There are many options for Software Defined Storage vendors out there, but one of the earliest and consistently high performing has been DataCore. DataCore’s SANSymphony software provides block storage via iSCSI or Fibre Channel to consumption servers such as Windows, Linux, Hyper-V or VMware hosts. SANSymphony offers many desirable features that benefit this type of environment. Storage pooling is important when using existing storage devices. Caching, deduplication and compression all conserve storage space. Auto and manual tiering options, QoS, mirror pathways and load balancing all help to optimize storage pools and gain the maximum performance from them.
To create the highest performance from SAS SSDs possible, use direct access of disks either internally or through Direct Attached Storage JBOD. There are some disadvantages to this design model. In the event of a storage node or a cable failure, storage capacity decreases significantly. Storage that is within the node or attached to the node is no longer usable as the node is down. The data itself can be susceptible to additional failures, until the node failure is resolved and data resynchronization occurs. Reduced performance also occurs, as there are less storage nodes to provide the block storage to the consumption nodes. In real world scenarios, it can take several hours for the storage node to receive spare parts and repairs to be completed. This is avoidable by having additional storage nodes available in a purely redundant form, but is rarely cost effective. ATTO Technology’s XstreamCORE Intelligent Bridges can help a perceptive engineer design highly resilient models, which reduce risk and alleviate performance bottlenecks during outages.

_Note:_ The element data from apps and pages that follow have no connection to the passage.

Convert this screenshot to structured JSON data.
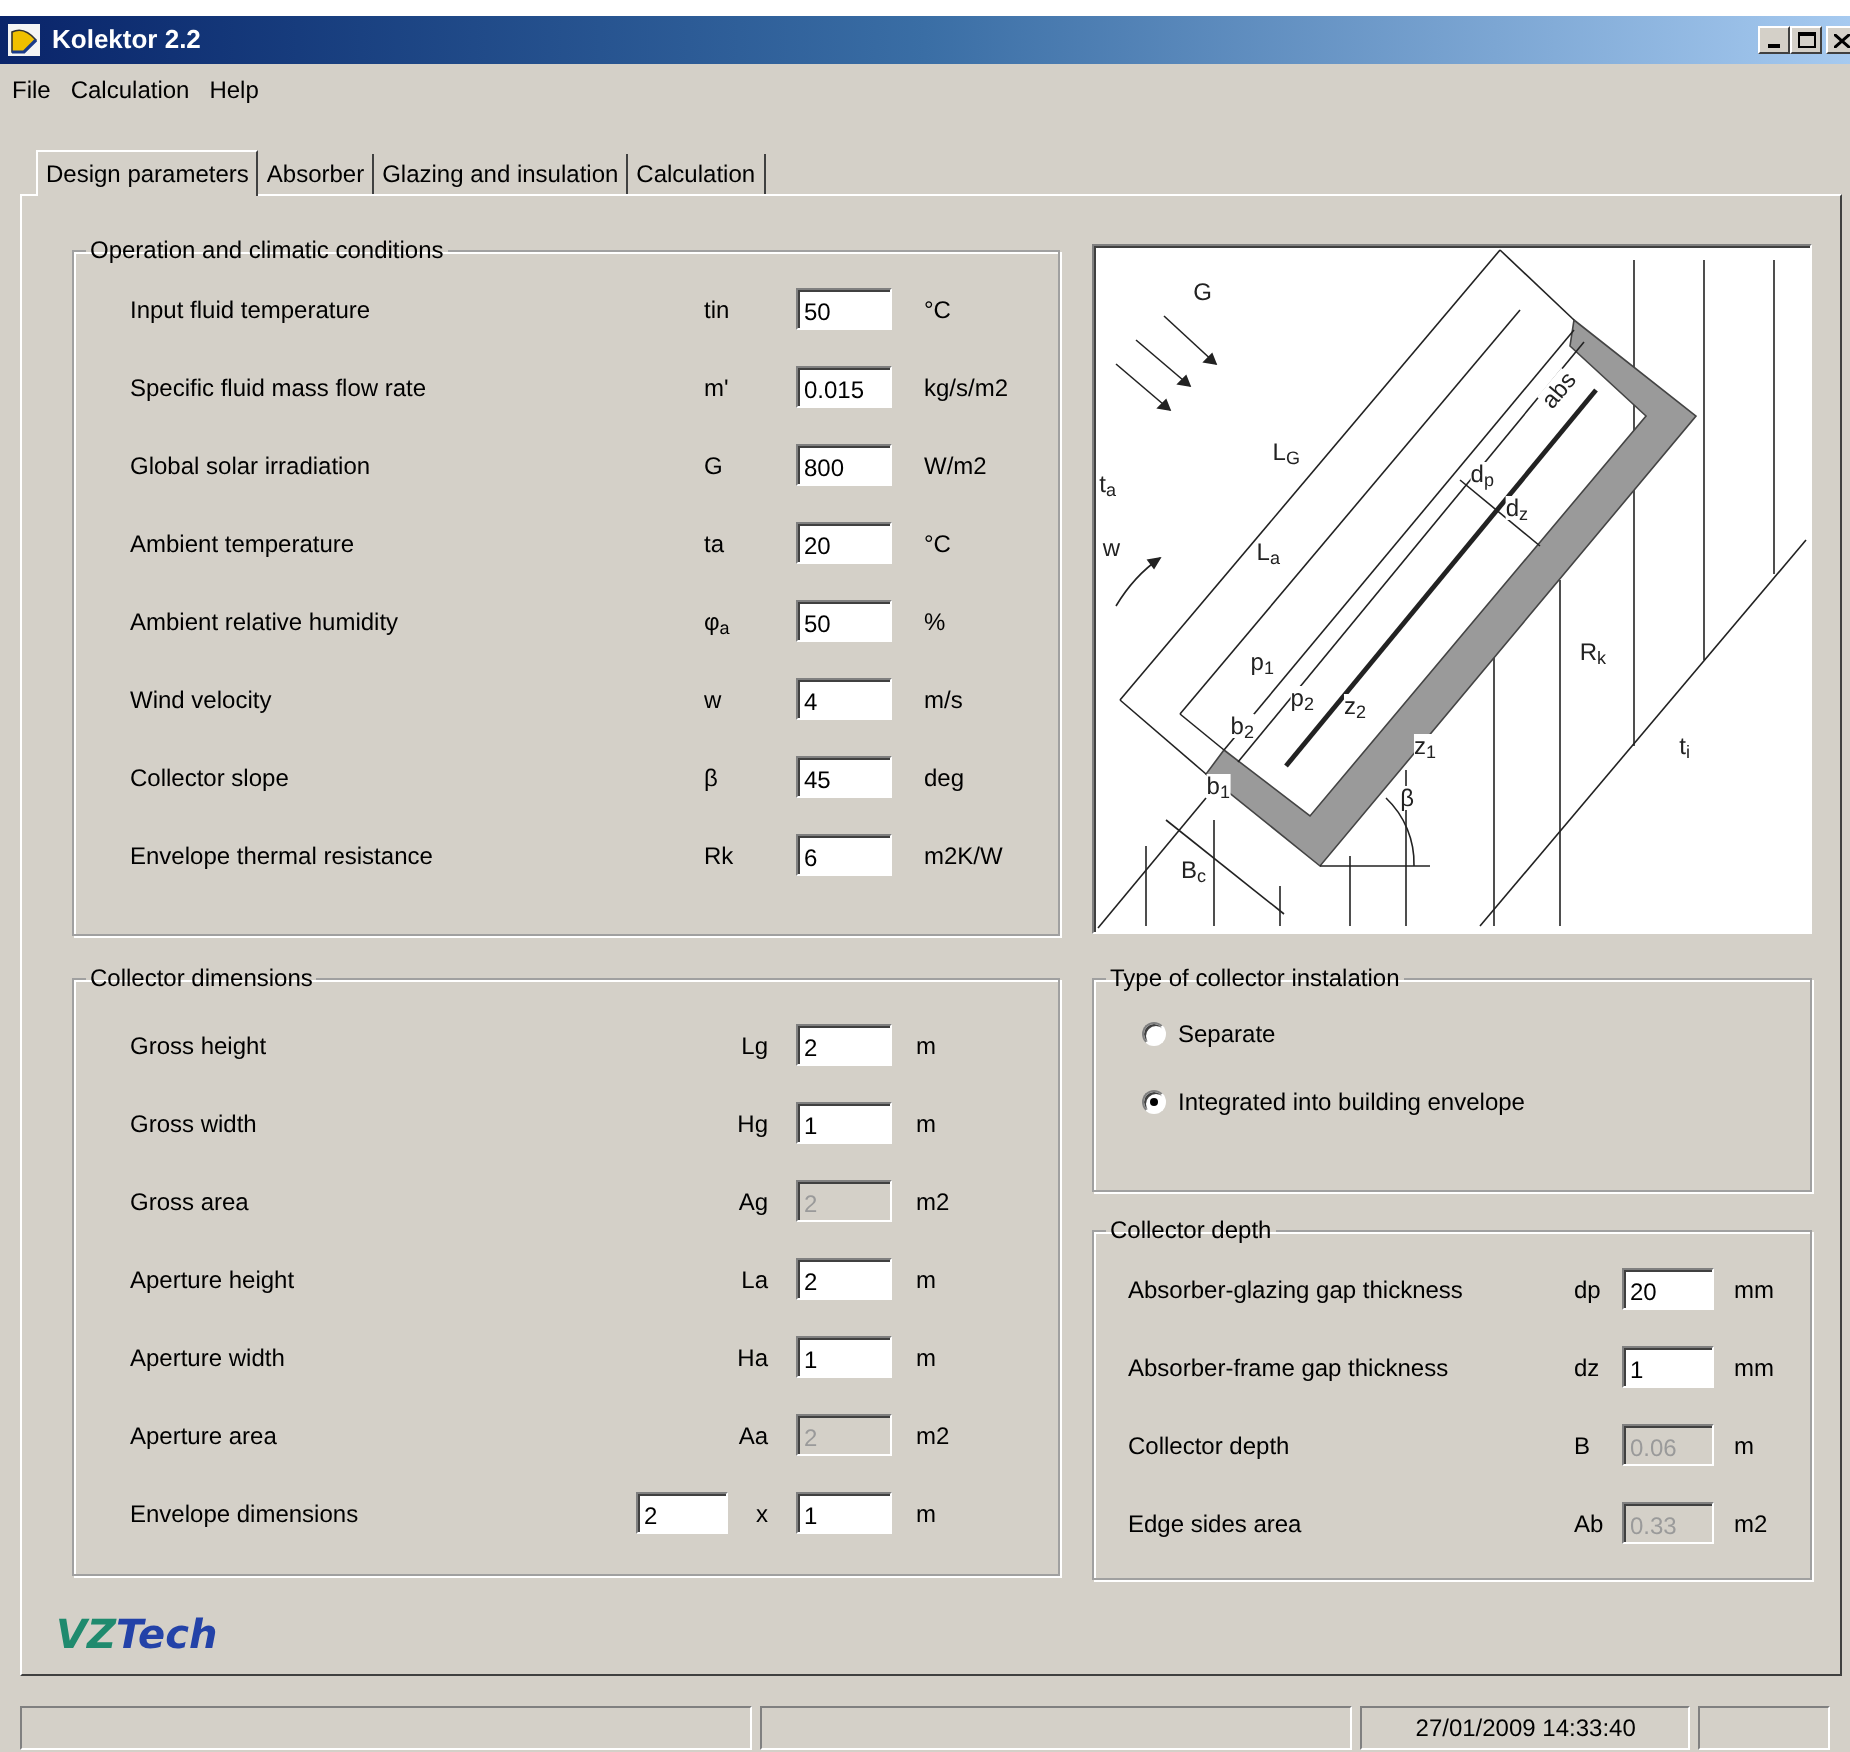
{
  "window": {
    "title": "Kolektor 2.2"
  },
  "menu": [
    "File",
    "Calculation",
    "Help"
  ],
  "tabs": [
    {
      "label": "Design parameters",
      "selected": true
    },
    {
      "label": "Absorber",
      "selected": false
    },
    {
      "label": "Glazing and insulation",
      "selected": false
    },
    {
      "label": "Calculation",
      "selected": false
    }
  ],
  "operation": {
    "title": "Operation and climatic conditions",
    "rows": [
      {
        "label": "Input fluid temperature",
        "symbol": "tin",
        "value": "50",
        "unit": "°C"
      },
      {
        "label": "Specific fluid mass flow rate",
        "symbol": "m'",
        "value": "0.015",
        "unit": "kg/s/m2"
      },
      {
        "label": "Global solar irradiation",
        "symbol": "G",
        "value": "800",
        "unit": "W/m2"
      },
      {
        "label": "Ambient temperature",
        "symbol": "ta",
        "value": "20",
        "unit": "°C"
      },
      {
        "label": "Ambient relative humidity",
        "symbol": "φ$_{a}$",
        "value": "50",
        "unit": "%"
      },
      {
        "label": "Wind velocity",
        "symbol": "w",
        "value": "4",
        "unit": "m/s"
      },
      {
        "label": "Collector slope",
        "symbol": "β",
        "value": "45",
        "unit": "deg"
      },
      {
        "label": "Envelope thermal resistance",
        "symbol": "Rk",
        "value": "6",
        "unit": "m2K/W"
      }
    ]
  },
  "diagram": {
    "labels": [
      "G",
      "L$_{G}$",
      "t$_{a}$",
      "w",
      "L$_{a}$",
      "d$_{p}$",
      "d$_{z}$",
      "abs",
      "p$_{1}$",
      "p$_{2}$",
      "z$_{2}$",
      "b$_{2}$",
      "z$_{1}$",
      "R$_{k}$",
      "t$_{i}$",
      "b$_{1}$",
      "β",
      "B$_{c}$"
    ]
  },
  "dimensions": {
    "title": "Collector dimensions",
    "rows": [
      {
        "kind": "single",
        "label": "Gross height",
        "symbol": "Lg",
        "value": "2",
        "unit": "m",
        "disabled": false
      },
      {
        "kind": "single",
        "label": "Gross width",
        "symbol": "Hg",
        "value": "1",
        "unit": "m",
        "disabled": false
      },
      {
        "kind": "single",
        "label": "Gross area",
        "symbol": "Ag",
        "value": "2",
        "unit": "m2",
        "disabled": true
      },
      {
        "kind": "single",
        "label": "Aperture height",
        "symbol": "La",
        "value": "2",
        "unit": "m",
        "disabled": false
      },
      {
        "kind": "single",
        "label": "Aperture width",
        "symbol": "Ha",
        "value": "1",
        "unit": "m",
        "disabled": false
      },
      {
        "kind": "single",
        "label": "Aperture area",
        "symbol": "Aa",
        "value": "2",
        "unit": "m2",
        "disabled": true
      },
      {
        "kind": "pair",
        "label": "Envelope dimensions",
        "value": "2",
        "separator": "x",
        "value2": "1",
        "unit": "m",
        "disabled": false
      }
    ]
  },
  "installation": {
    "title": "Type of collector instalation",
    "options": [
      {
        "label": "Separate",
        "selected": false
      },
      {
        "label": "Integrated into building envelope",
        "selected": true
      }
    ]
  },
  "depth": {
    "title": "Collector depth",
    "rows": [
      {
        "label": "Absorber-glazing gap thickness",
        "symbol": "dp",
        "value": "20",
        "unit": "mm",
        "disabled": false
      },
      {
        "label": "Absorber-frame gap thickness",
        "symbol": "dz",
        "value": "1",
        "unit": "mm",
        "disabled": false
      },
      {
        "label": "Collector depth",
        "symbol": "B",
        "value": "0.06",
        "unit": "m",
        "disabled": true
      },
      {
        "label": "Edge sides area",
        "symbol": "Ab",
        "value": "0.33",
        "unit": "m2",
        "disabled": true
      }
    ]
  },
  "logo": {
    "parts": [
      {
        "text": "VZ",
        "color": "#1f8a6e"
      },
      {
        "text": "Tech",
        "color": "#2342a8"
      }
    ]
  },
  "status_bar": {
    "datetime": "27/01/2009 14:33:40"
  }
}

The ATTO XstreamCORE is a line of intelligent protocol bridges that take external block storage SAS such as JBODs of SSD/HDD or RAID arrays and presents them as either Fibre Channel LUNS or iSCSI/ISER targets. The Fibre Channel option can create a bonding between FC initiators and the SAS drives. This creates an exclusive access for the drives that the nodes can use as if they are Direct Attached Storage, hence the term DAS over FC. Fibre Channel extends the distance and allows for full disaggregation. If we now look at the environment above where a node fails, we have options. Because SANSymphony writes a unique signature to the disks it is managing, we can quickly and easily remap those drives to a new DataCore SANSymphony node, even a freshly spun up VM template. This VM running SANSymphony can ingest the disks, configure to join the storage node cluster and immediately start its data synch within minutes as compared to hours. Data is now fully protected, risk to the data is minimalized, and performance optimal.
The diagram below shows the design along with a potential failover design. The representations of JBODS could also be RAID arrays as well. Presenting RAID volumes to the XstreamCORE initiators ensures they will remain available to the FC initiators of your choosing. You will note that for lower numbers of storage nodes no FC switching is required.